START Records for processing

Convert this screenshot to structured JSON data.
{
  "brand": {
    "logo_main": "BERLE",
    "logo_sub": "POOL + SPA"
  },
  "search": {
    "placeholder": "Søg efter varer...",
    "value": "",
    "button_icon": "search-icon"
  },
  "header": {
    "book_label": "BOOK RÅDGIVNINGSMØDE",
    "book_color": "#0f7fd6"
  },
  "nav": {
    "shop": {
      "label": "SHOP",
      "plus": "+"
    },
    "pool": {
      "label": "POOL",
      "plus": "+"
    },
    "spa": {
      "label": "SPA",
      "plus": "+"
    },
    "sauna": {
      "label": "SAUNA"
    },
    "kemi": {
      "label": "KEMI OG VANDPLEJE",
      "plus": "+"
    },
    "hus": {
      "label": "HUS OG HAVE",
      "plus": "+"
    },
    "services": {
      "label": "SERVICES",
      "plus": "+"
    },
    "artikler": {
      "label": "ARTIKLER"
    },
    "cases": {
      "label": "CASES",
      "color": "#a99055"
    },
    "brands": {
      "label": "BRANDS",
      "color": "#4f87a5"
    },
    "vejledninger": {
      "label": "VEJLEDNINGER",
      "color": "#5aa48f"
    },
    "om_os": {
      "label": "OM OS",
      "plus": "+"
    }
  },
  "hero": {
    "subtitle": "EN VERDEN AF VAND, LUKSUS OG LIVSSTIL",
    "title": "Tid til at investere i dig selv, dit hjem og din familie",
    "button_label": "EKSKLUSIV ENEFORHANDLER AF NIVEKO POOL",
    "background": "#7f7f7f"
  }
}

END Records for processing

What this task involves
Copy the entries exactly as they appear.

Task response
Convert this screenshot to structured JSON data.
{
  "brand": {
    "logo_main": "BERLE",
    "logo_sub": "POOL + SPA"
  },
  "search": {
    "placeholder": "Søg efter varer...",
    "value": "",
    "button_icon": "search-icon"
  },
  "header": {
    "book_label": "BOOK RÅDGIVNINGSMØDE",
    "book_color": "#0f7fd6"
  },
  "nav": {
    "shop": {
      "label": "SHOP",
      "plus": "+"
    },
    "pool": {
      "label": "POOL",
      "plus": "+"
    },
    "spa": {
      "label": "SPA",
      "plus": "+"
    },
    "sauna": {
      "label": "SAUNA"
    },
    "kemi": {
      "label": "KEMI OG VANDPLEJE",
      "plus": "+"
    },
    "hus": {
      "label": "HUS OG HAVE",
      "plus": "+"
    },
    "services": {
      "label": "SERVICES",
      "plus": "+"
    },
    "artikler": {
      "label": "ARTIKLER"
    },
    "cases": {
      "label": "CASES",
      "color": "#a99055"
    },
    "brands": {
      "label": "BRANDS",
      "color": "#4f87a5"
    },
    "vejledninger": {
      "label": "VEJLEDNINGER",
      "color": "#5aa48f"
    },
    "om_os": {
      "label": "OM OS",
      "plus": "+"
    }
  },
  "hero": {
    "subtitle": "EN VERDEN AF VAND, LUKSUS OG LIVSSTIL",
    "title": "Tid til at investere i dig selv, dit hjem og din familie",
    "button_label": "EKSKLUSIV ENEFORHANDLER AF NIVEKO POOL",
    "background": "#7f7f7f"
  }
}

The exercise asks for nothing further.